Excerpts from a dataset
"""
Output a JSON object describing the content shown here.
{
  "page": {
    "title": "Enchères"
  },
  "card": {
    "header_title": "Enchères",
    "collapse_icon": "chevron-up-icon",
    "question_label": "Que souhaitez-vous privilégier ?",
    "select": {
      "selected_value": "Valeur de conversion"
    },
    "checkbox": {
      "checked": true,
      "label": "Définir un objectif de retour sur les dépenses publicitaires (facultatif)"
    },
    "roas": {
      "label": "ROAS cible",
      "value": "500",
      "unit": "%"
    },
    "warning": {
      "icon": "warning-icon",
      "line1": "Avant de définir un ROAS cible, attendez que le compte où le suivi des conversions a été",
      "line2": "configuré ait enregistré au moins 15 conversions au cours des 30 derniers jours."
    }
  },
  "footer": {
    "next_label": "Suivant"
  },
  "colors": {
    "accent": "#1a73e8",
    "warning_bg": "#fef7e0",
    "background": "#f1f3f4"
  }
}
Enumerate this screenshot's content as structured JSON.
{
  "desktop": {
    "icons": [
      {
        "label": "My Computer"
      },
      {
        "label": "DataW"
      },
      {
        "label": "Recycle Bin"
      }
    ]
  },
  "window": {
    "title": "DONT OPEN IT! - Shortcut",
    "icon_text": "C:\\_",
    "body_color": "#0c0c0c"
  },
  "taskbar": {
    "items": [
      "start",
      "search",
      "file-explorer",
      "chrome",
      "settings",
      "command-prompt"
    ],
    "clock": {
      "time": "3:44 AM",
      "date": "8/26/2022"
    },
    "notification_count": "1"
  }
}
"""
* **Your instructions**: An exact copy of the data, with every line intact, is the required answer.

* **The completed task**:
Output a JSON object describing the content shown here.
{
  "page": {
    "title": "Enchères"
  },
  "card": {
    "header_title": "Enchères",
    "collapse_icon": "chevron-up-icon",
    "question_label": "Que souhaitez-vous privilégier ?",
    "select": {
      "selected_value": "Valeur de conversion"
    },
    "checkbox": {
      "checked": true,
      "label": "Définir un objectif de retour sur les dépenses publicitaires (facultatif)"
    },
    "roas": {
      "label": "ROAS cible",
      "value": "500",
      "unit": "%"
    },
    "warning": {
      "icon": "warning-icon",
      "line1": "Avant de définir un ROAS cible, attendez que le compte où le suivi des conversions a été",
      "line2": "configuré ait enregistré au moins 15 conversions au cours des 30 derniers jours."
    }
  },
  "footer": {
    "next_label": "Suivant"
  },
  "colors": {
    "accent": "#1a73e8",
    "warning_bg": "#fef7e0",
    "background": "#f1f3f4"
  }
}
Enumerate this screenshot's content as structured JSON.
{
  "desktop": {
    "icons": [
      {
        "label": "My Computer"
      },
      {
        "label": "DataW"
      },
      {
        "label": "Recycle Bin"
      }
    ]
  },
  "window": {
    "title": "DONT OPEN IT! - Shortcut",
    "icon_text": "C:\\_",
    "body_color": "#0c0c0c"
  },
  "taskbar": {
    "items": [
      "start",
      "search",
      "file-explorer",
      "chrome",
      "settings",
      "command-prompt"
    ],
    "clock": {
      "time": "3:44 AM",
      "date": "8/26/2022"
    },
    "notification_count": "1"
  }
}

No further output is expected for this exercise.